-- INSTRUCTIONS FOR THE TASK --
The data below is to be set down again exactly as written.

[Stored items]

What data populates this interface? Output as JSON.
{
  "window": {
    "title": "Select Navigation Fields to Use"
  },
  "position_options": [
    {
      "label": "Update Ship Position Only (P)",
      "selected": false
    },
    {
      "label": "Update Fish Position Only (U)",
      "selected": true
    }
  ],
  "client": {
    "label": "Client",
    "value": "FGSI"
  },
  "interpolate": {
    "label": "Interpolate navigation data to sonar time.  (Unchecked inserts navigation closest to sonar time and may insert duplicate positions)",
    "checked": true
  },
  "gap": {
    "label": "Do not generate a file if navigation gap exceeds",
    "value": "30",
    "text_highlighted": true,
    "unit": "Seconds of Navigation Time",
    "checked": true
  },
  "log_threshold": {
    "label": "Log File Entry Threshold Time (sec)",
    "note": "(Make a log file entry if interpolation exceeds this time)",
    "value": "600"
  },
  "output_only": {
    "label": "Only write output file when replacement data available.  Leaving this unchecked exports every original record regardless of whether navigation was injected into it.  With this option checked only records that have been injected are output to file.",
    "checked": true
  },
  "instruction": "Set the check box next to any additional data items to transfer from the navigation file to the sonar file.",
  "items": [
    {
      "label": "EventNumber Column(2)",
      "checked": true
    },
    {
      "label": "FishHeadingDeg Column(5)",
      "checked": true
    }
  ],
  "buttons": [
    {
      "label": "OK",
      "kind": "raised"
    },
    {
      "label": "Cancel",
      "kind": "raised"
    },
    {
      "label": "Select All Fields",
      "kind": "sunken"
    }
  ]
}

-- EXPECTED ANSWER --
What data populates this interface? Output as JSON.
{
  "window": {
    "title": "Select Navigation Fields to Use"
  },
  "position_options": [
    {
      "label": "Update Ship Position Only (P)",
      "selected": false
    },
    {
      "label": "Update Fish Position Only (U)",
      "selected": true
    }
  ],
  "client": {
    "label": "Client",
    "value": "FGSI"
  },
  "interpolate": {
    "label": "Interpolate navigation data to sonar time.  (Unchecked inserts navigation closest to sonar time and may insert duplicate positions)",
    "checked": true
  },
  "gap": {
    "label": "Do not generate a file if navigation gap exceeds",
    "value": "30",
    "text_highlighted": true,
    "unit": "Seconds of Navigation Time",
    "checked": true
  },
  "log_threshold": {
    "label": "Log File Entry Threshold Time (sec)",
    "note": "(Make a log file entry if interpolation exceeds this time)",
    "value": "600"
  },
  "output_only": {
    "label": "Only write output file when replacement data available.  Leaving this unchecked exports every original record regardless of whether navigation was injected into it.  With this option checked only records that have been injected are output to file.",
    "checked": true
  },
  "instruction": "Set the check box next to any additional data items to transfer from the navigation file to the sonar file.",
  "items": [
    {
      "label": "EventNumber Column(2)",
      "checked": true
    },
    {
      "label": "FishHeadingDeg Column(5)",
      "checked": true
    }
  ],
  "buttons": [
    {
      "label": "OK",
      "kind": "raised"
    },
    {
      "label": "Cancel",
      "kind": "raised"
    },
    {
      "label": "Select All Fields",
      "kind": "sunken"
    }
  ]
}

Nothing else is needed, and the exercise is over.